- A shift from cumulative AIDS to living HIV/AIDS, a change that occurred within the Ryan White legislation in 2009;
- The inclusion of an area’s housing costs and poverty rates as formula factors; and
- A gradual implementation over a five-year period to include a provision to cap annual losses at 5% and gains at 10% (U. S. Congress, House, H.R. 3700 and H. R. 4707; and Senate, S. 2668).
Although funding to support stable housing may never fully meet the needs of PLWH, advocates must continue to elevate this topic and to integrate housing needs into other HIV resources, such and the Ryan White HIV/AIDS Program and other programs within the Centers for Medicare and Medicaid Services. Innovative collaborations between branches of government and funding opportunities that combine structural interventions, such as housing, with other medical and supportive services could only help to alleviate barriers to good health caused by a lack of housing for PLWH.
AIDS Alabama provides an innovative approach to the use of our state HOPWA funds. Through partnerships with all of the AIDS Service Organizations, AIDS Alabama makes HOPWA rental assistance and supportive services available in all 67 counties of the state. We believe that housing is a human right and that people in need should have access to assistance no matter what zip code they call home. But we don’t stop with HOPWA! Our agency has continued to develop HIV-specific housing across the state and in the Birmingham area that we can make affordable to our clients. AIDS Alabama is extremely active in our local Continuum of Care to serve the area’s homeless population.
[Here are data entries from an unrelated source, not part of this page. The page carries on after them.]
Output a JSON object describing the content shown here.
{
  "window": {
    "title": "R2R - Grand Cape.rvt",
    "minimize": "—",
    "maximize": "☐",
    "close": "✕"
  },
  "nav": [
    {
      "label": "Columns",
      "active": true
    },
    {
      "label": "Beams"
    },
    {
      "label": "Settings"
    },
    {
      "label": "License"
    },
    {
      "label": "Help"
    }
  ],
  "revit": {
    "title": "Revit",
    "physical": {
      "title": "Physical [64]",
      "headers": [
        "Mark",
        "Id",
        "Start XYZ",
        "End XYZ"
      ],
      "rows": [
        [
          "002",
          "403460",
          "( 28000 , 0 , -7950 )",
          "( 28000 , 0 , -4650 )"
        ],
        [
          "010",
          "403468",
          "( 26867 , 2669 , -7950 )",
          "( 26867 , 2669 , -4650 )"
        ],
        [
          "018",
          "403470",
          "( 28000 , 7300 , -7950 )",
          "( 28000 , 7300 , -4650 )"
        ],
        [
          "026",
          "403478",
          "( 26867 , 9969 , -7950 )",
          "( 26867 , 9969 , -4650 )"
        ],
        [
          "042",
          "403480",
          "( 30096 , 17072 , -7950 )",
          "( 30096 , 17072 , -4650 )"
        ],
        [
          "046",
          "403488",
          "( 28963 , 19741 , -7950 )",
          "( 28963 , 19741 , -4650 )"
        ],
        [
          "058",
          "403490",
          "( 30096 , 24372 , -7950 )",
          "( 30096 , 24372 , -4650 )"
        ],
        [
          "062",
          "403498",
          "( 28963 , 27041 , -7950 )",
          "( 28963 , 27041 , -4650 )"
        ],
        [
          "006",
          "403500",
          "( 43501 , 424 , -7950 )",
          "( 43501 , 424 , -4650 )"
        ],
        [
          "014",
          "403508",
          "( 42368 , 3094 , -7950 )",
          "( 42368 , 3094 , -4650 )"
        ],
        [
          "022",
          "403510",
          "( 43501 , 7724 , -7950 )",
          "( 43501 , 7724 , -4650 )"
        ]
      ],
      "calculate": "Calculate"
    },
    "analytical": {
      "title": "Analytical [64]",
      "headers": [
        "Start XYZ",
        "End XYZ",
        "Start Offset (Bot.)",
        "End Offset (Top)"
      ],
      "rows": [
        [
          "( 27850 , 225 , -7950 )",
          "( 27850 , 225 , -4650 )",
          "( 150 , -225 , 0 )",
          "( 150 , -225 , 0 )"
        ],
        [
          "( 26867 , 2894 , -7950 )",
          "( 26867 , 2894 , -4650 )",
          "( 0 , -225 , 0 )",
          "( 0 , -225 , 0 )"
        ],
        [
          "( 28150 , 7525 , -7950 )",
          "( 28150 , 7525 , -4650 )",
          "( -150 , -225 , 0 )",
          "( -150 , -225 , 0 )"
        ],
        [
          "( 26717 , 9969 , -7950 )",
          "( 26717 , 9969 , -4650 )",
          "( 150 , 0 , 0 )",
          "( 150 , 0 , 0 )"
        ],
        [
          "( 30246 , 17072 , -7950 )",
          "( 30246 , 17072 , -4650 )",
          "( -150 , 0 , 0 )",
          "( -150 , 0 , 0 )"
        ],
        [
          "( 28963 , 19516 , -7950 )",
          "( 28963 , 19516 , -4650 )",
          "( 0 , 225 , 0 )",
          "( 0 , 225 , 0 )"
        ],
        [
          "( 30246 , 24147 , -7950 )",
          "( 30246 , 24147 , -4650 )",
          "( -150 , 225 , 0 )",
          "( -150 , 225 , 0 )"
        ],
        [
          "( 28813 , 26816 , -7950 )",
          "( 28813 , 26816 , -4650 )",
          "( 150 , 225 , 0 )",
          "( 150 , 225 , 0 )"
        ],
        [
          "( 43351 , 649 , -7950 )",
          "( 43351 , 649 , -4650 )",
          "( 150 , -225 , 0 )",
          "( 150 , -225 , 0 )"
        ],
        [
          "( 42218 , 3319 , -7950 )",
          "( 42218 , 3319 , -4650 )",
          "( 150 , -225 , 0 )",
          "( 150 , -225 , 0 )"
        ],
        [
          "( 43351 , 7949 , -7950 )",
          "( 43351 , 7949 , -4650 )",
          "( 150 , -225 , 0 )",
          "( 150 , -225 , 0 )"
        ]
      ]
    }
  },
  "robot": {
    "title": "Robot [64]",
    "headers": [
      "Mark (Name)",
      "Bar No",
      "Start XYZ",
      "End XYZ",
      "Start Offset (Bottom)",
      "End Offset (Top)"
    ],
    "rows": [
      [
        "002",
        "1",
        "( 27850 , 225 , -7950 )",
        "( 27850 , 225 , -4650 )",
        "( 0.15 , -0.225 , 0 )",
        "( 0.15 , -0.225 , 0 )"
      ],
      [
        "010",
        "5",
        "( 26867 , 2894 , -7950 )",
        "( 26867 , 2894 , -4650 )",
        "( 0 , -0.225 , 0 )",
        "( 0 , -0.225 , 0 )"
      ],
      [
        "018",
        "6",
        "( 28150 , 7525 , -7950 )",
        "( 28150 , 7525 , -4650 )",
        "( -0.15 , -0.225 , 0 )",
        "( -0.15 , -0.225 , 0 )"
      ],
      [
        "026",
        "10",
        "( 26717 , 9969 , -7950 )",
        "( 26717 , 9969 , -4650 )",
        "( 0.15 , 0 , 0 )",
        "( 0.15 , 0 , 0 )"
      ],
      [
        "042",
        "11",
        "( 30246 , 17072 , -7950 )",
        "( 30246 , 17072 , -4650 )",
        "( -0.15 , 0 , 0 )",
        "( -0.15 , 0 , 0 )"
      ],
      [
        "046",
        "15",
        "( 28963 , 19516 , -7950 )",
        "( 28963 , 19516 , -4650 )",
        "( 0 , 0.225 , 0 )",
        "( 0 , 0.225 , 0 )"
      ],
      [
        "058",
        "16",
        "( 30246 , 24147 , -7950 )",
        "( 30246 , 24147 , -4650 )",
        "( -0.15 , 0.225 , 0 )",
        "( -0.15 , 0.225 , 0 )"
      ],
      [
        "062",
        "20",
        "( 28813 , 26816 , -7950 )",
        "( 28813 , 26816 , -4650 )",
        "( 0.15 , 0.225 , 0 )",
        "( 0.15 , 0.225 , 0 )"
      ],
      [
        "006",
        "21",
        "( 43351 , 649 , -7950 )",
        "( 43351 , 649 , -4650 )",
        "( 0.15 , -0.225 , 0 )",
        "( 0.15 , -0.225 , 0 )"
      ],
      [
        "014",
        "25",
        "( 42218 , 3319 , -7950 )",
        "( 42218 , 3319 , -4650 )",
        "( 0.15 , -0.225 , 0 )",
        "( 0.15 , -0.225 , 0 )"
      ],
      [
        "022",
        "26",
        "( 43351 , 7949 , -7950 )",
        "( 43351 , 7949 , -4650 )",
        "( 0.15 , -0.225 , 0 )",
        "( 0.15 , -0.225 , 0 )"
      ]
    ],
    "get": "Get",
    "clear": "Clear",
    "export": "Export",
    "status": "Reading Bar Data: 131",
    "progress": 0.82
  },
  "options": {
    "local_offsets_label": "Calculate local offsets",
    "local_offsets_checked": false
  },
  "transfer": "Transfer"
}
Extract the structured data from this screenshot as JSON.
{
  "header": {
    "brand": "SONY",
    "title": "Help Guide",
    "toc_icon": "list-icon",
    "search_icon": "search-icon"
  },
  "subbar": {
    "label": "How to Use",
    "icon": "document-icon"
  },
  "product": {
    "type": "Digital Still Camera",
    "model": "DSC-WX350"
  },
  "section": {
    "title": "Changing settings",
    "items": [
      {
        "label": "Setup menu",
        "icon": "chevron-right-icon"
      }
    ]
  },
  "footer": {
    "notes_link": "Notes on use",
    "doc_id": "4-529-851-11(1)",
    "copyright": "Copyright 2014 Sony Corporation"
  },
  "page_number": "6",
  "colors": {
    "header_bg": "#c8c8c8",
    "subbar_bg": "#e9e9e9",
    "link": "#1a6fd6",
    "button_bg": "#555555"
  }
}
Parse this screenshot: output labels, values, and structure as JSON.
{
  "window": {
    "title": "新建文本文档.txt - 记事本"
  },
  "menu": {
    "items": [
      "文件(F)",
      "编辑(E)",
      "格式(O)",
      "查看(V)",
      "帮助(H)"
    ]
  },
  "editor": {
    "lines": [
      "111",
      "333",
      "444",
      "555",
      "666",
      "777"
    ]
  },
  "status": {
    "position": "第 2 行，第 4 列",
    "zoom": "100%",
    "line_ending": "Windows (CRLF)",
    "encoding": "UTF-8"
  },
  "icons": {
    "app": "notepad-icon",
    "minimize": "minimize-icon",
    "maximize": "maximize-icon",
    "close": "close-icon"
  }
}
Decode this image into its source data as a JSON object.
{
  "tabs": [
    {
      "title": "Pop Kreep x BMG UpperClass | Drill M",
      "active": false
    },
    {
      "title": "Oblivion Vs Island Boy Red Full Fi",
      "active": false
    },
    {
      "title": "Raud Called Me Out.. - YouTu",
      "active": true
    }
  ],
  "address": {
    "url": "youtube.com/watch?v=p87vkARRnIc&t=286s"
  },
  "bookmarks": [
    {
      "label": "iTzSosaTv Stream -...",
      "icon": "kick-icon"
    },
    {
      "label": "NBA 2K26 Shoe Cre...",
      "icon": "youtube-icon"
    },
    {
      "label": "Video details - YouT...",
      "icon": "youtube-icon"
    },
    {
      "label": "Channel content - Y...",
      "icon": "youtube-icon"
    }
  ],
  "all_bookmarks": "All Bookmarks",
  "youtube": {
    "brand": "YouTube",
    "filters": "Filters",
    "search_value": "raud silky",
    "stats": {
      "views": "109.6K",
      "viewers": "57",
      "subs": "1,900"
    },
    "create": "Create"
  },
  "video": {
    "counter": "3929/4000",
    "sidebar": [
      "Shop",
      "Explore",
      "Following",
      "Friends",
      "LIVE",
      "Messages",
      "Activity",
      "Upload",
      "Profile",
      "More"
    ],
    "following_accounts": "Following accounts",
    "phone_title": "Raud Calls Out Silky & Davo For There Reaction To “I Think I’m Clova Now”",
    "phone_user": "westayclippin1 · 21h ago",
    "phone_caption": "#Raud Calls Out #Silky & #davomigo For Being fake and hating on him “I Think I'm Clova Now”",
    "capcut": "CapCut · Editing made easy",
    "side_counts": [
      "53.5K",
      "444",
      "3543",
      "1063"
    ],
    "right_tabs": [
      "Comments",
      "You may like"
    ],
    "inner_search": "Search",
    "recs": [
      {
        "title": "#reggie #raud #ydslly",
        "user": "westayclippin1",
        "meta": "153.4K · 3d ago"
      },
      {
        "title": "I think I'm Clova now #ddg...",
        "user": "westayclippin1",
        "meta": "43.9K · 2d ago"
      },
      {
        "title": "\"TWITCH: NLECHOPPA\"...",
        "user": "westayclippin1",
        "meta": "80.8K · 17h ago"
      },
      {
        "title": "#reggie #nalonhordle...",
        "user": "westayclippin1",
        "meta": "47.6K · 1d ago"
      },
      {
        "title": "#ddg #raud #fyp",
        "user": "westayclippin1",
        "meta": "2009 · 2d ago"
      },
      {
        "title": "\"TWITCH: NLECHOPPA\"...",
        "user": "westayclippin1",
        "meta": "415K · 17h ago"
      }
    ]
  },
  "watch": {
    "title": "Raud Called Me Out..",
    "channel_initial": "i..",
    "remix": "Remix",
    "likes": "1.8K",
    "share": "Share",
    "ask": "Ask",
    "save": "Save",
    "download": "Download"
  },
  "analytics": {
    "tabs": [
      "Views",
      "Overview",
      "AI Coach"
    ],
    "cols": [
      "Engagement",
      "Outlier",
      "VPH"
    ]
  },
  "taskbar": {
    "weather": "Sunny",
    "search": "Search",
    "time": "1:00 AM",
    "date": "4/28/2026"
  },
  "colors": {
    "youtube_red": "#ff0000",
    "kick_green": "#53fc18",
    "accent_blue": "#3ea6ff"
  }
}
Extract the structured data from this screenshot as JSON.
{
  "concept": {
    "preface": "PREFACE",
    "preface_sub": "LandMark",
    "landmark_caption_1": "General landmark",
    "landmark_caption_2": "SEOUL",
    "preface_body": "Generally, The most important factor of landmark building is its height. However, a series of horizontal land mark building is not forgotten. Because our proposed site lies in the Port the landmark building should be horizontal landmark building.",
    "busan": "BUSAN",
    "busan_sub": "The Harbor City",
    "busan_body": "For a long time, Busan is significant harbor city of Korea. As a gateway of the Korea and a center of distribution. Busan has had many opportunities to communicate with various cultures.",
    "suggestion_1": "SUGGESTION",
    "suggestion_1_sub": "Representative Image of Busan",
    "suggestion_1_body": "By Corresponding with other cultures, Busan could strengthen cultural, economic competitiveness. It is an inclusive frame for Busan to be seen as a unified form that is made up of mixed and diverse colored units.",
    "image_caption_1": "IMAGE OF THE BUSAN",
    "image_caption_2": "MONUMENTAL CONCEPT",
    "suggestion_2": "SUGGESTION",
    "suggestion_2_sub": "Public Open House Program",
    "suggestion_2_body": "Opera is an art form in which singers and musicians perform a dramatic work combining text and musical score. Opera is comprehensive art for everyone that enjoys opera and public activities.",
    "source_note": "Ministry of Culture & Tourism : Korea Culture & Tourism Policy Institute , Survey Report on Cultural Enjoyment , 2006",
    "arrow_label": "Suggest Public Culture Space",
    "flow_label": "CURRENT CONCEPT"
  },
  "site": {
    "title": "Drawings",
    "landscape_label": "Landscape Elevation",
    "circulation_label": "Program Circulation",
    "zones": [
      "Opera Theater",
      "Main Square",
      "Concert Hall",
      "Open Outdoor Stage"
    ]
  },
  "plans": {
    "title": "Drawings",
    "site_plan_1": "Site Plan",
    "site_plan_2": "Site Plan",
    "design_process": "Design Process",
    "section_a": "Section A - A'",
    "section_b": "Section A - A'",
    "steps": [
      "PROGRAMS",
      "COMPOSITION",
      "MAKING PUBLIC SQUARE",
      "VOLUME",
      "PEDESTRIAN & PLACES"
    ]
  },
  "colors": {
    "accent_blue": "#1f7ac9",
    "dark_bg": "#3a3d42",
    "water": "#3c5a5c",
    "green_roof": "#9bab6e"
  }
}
We believe in HUD’s Housing First model, which gets people into safe housing and then allows us to assess and address other needs that will keep our new residents healthy and independent. Through these homeless funds we offer substance use treatment and mental health services for our residents. We are able to access Shelter Plus Care vouchers, which work like Section 8 assistance for people with disabilities. We work especially hard to serve the chronically homeless and to get them into care. In order to do that, we provide about 20,000 legs of transportation to medical appointments each year. We are extremely excited about our newest project that will begin in October 2016, which will target young, homeless LGBTQ populations. And, of course, case management services are available to all of our clients. Navigating the worlds of health care, housing, and insurance is hard for anyone!
At AIDS Alabama our employees, residents, and clients living with HIV play a critical role in making sure that we remember who we serve and that we serve in the most efficient and helpful way possible. Persons living with HIV must have meaningful involvement in shaping everything that we do as an agency. Hopefully one day soon we can end this epidemic in the United States. Until that happy day we will work together toward this goal…and make sure that everyone has a place to call home while we do this work!
Disclaimer: Guest blogs do not necessarily reflect the views of the ADAP Advocacy Association, but rather they provide a neutral platform whereby the author serves to promote open, honest discussion about public health-related issues and updates.